* Work task
Without the pictures, retype each line below exactly as it stands.

● ● ● ●

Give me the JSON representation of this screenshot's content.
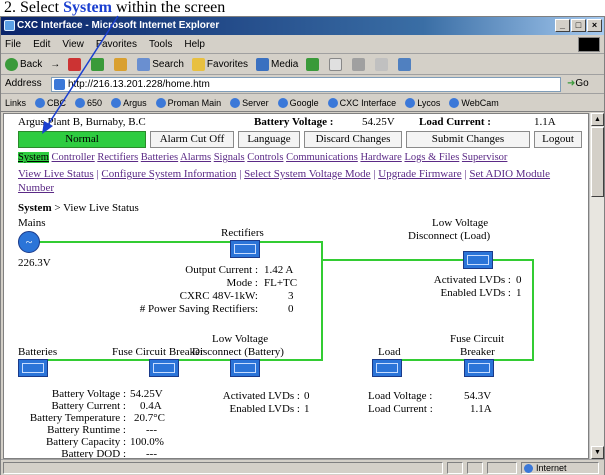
{
  "caption": {
    "prefix": "2.   Select ",
    "keyword": "System",
    "suffix": " within the screen"
  },
  "window": {
    "title": "CXC Interface - Microsoft Internet Explorer",
    "buttons": [
      "_",
      "□",
      "×"
    ],
    "menu": [
      "File",
      "Edit",
      "View",
      "Favorites",
      "Tools",
      "Help"
    ],
    "toolbar": [
      "Back",
      "Search",
      "Favorites",
      "Media"
    ],
    "address_label": "Address",
    "address_value": "http://216.13.201.228/home.htm",
    "go_label": "Go",
    "links_label": "Links",
    "links": [
      "CBC",
      "650",
      "Argus",
      "Proman Main",
      "Server",
      "Google",
      "CXC Interface",
      "Lycos",
      "WebCam"
    ],
    "status_zone": "Internet"
  },
  "page": {
    "site": "Argus Plant B, Burnaby, B.C",
    "battery_voltage_label": "Battery Voltage :",
    "battery_voltage_value": "54.25V",
    "load_current_label": "Load Current :",
    "load_current_value": "1.1A",
    "status": "Normal",
    "buttons": [
      "Alarm Cut Off",
      "Language",
      "Discard Changes",
      "Submit Changes",
      "Logout"
    ],
    "nav": [
      "System",
      "Controller",
      "Rectifiers",
      "Batteries",
      "Alarms",
      "Signals",
      "Controls",
      "Communications",
      "Hardware",
      "Logs & Files",
      "Supervisor"
    ],
    "sublinks": [
      "View Live Status",
      "Configure System Information",
      "Select System Voltage Mode",
      "Upgrade Firmware",
      "Set ADIO Module",
      "Number"
    ],
    "breadcrumb_bold": "System",
    "breadcrumb_rest": " > View Live Status",
    "mains": {
      "label": "Mains",
      "voltage": "226.3V"
    },
    "rectifiers": {
      "label": "Rectifiers",
      "rows": [
        {
          "label": "Output Current :",
          "value": "1.42   A"
        },
        {
          "label": "Mode :",
          "value": "FL+TC"
        },
        {
          "label": "CXRC 48V-1kW:",
          "value": "3"
        },
        {
          "label": "# Power Saving Rectifiers:",
          "value": "0"
        }
      ]
    },
    "lvd_load": {
      "label1": "Low Voltage",
      "label2": "Disconnect (Load)",
      "rows": [
        {
          "label": "Activated LVDs :",
          "value": "0"
        },
        {
          "label": "Enabled LVDs :",
          "value": "1"
        }
      ]
    },
    "batteries": {
      "label": "Batteries",
      "rows": [
        {
          "label": "Battery Voltage :",
          "value": "54.25V"
        },
        {
          "label": "Battery Current :",
          "value": "0.4A"
        },
        {
          "label": "Battery Temperature :",
          "value": "20.7°C"
        },
        {
          "label": "Battery Runtime :",
          "value": "---"
        },
        {
          "label": "Battery Capacity :",
          "value": "100.0%"
        },
        {
          "label": "Battery DOD :",
          "value": "---"
        }
      ]
    },
    "fcb_battery": {
      "label": "Fuse Circuit Breaker"
    },
    "lvd_battery": {
      "label1": "Low Voltage",
      "label2": "Disconnect (Battery)",
      "rows": [
        {
          "label": "Activated LVDs :",
          "value": "0"
        },
        {
          "label": "Enabled LVDs :",
          "value": "1"
        }
      ]
    },
    "load": {
      "label": "Load",
      "rows": [
        {
          "label": "Load Voltage :",
          "value": "54.3V"
        },
        {
          "label": "Load Current :",
          "value": "1.1A"
        }
      ]
    },
    "fcb_load": {
      "label1": "Fuse Circuit",
      "label2": "Breaker"
    }
  },
  "colors": {
    "accent_green": "#2ecc40",
    "wire_green": "#33cc33",
    "component_blue": "#2b74d8",
    "link_purple": "#5b2a86"
  }
}
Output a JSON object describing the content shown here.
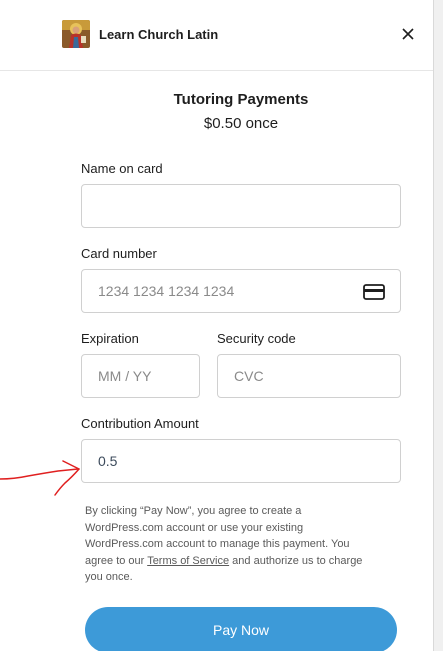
{
  "header": {
    "site_name": "Learn Church Latin",
    "logo_icon": "saint-portrait-icon",
    "close_label": "×"
  },
  "product": {
    "title": "Tutoring Payments",
    "price": "$0.50 once"
  },
  "form": {
    "name_label": "Name on card",
    "name_value": "",
    "card_number_label": "Card number",
    "card_number_placeholder": "1234 1234 1234 1234",
    "card_icon": "credit-card-icon",
    "expiration_label": "Expiration",
    "expiration_placeholder": "MM / YY",
    "security_label": "Security code",
    "security_placeholder": "CVC",
    "amount_label": "Contribution Amount",
    "amount_value": "0.5"
  },
  "disclaimer": {
    "before_link": "By clicking “Pay Now”, you agree to create a WordPress.com account or use your existing WordPress.com account to manage this payment. You agree to our",
    "link_text": "Terms of Service",
    "after_link": "and authorize us to charge you once."
  },
  "actions": {
    "pay_label": "Pay Now"
  },
  "colors": {
    "button": "#3d9ad8",
    "annotation_arrow": "#e02020"
  }
}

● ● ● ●

* Final answer
Give me the JSON representation of this screenshot's content.
{
  "caption": {
    "prefix": "2.   Select ",
    "keyword": "System",
    "suffix": " within the screen"
  },
  "window": {
    "title": "CXC Interface - Microsoft Internet Explorer",
    "buttons": [
      "_",
      "□",
      "×"
    ],
    "menu": [
      "File",
      "Edit",
      "View",
      "Favorites",
      "Tools",
      "Help"
    ],
    "toolbar": [
      "Back",
      "Search",
      "Favorites",
      "Media"
    ],
    "address_label": "Address",
    "address_value": "http://216.13.201.228/home.htm",
    "go_label": "Go",
    "links_label": "Links",
    "links": [
      "CBC",
      "650",
      "Argus",
      "Proman Main",
      "Server",
      "Google",
      "CXC Interface",
      "Lycos",
      "WebCam"
    ],
    "status_zone": "Internet"
  },
  "page": {
    "site": "Argus Plant B, Burnaby, B.C",
    "battery_voltage_label": "Battery Voltage :",
    "battery_voltage_value": "54.25V",
    "load_current_label": "Load Current :",
    "load_current_value": "1.1A",
    "status": "Normal",
    "buttons": [
      "Alarm Cut Off",
      "Language",
      "Discard Changes",
      "Submit Changes",
      "Logout"
    ],
    "nav": [
      "System",
      "Controller",
      "Rectifiers",
      "Batteries",
      "Alarms",
      "Signals",
      "Controls",
      "Communications",
      "Hardware",
      "Logs & Files",
      "Supervisor"
    ],
    "sublinks": [
      "View Live Status",
      "Configure System Information",
      "Select System Voltage Mode",
      "Upgrade Firmware",
      "Set ADIO Module",
      "Number"
    ],
    "breadcrumb_bold": "System",
    "breadcrumb_rest": " > View Live Status",
    "mains": {
      "label": "Mains",
      "voltage": "226.3V"
    },
    "rectifiers": {
      "label": "Rectifiers",
      "rows": [
        {
          "label": "Output Current :",
          "value": "1.42   A"
        },
        {
          "label": "Mode :",
          "value": "FL+TC"
        },
        {
          "label": "CXRC 48V-1kW:",
          "value": "3"
        },
        {
          "label": "# Power Saving Rectifiers:",
          "value": "0"
        }
      ]
    },
    "lvd_load": {
      "label1": "Low Voltage",
      "label2": "Disconnect (Load)",
      "rows": [
        {
          "label": "Activated LVDs :",
          "value": "0"
        },
        {
          "label": "Enabled LVDs :",
          "value": "1"
        }
      ]
    },
    "batteries": {
      "label": "Batteries",
      "rows": [
        {
          "label": "Battery Voltage :",
          "value": "54.25V"
        },
        {
          "label": "Battery Current :",
          "value": "0.4A"
        },
        {
          "label": "Battery Temperature :",
          "value": "20.7°C"
        },
        {
          "label": "Battery Runtime :",
          "value": "---"
        },
        {
          "label": "Battery Capacity :",
          "value": "100.0%"
        },
        {
          "label": "Battery DOD :",
          "value": "---"
        }
      ]
    },
    "fcb_battery": {
      "label": "Fuse Circuit Breaker"
    },
    "lvd_battery": {
      "label1": "Low Voltage",
      "label2": "Disconnect (Battery)",
      "rows": [
        {
          "label": "Activated LVDs :",
          "value": "0"
        },
        {
          "label": "Enabled LVDs :",
          "value": "1"
        }
      ]
    },
    "load": {
      "label": "Load",
      "rows": [
        {
          "label": "Load Voltage :",
          "value": "54.3V"
        },
        {
          "label": "Load Current :",
          "value": "1.1A"
        }
      ]
    },
    "fcb_load": {
      "label1": "Fuse Circuit",
      "label2": "Breaker"
    }
  },
  "colors": {
    "accent_green": "#2ecc40",
    "wire_green": "#33cc33",
    "component_blue": "#2b74d8",
    "link_purple": "#5b2a86"
  }
}
Output a JSON object describing the content shown here.
{
  "header": {
    "site_name": "Learn Church Latin",
    "logo_icon": "saint-portrait-icon",
    "close_label": "×"
  },
  "product": {
    "title": "Tutoring Payments",
    "price": "$0.50 once"
  },
  "form": {
    "name_label": "Name on card",
    "name_value": "",
    "card_number_label": "Card number",
    "card_number_placeholder": "1234 1234 1234 1234",
    "card_icon": "credit-card-icon",
    "expiration_label": "Expiration",
    "expiration_placeholder": "MM / YY",
    "security_label": "Security code",
    "security_placeholder": "CVC",
    "amount_label": "Contribution Amount",
    "amount_value": "0.5"
  },
  "disclaimer": {
    "before_link": "By clicking “Pay Now”, you agree to create a WordPress.com account or use your existing WordPress.com account to manage this payment. You agree to our",
    "link_text": "Terms of Service",
    "after_link": "and authorize us to charge you once."
  },
  "actions": {
    "pay_label": "Pay Now"
  },
  "colors": {
    "button": "#3d9ad8",
    "annotation_arrow": "#e02020"
  }
}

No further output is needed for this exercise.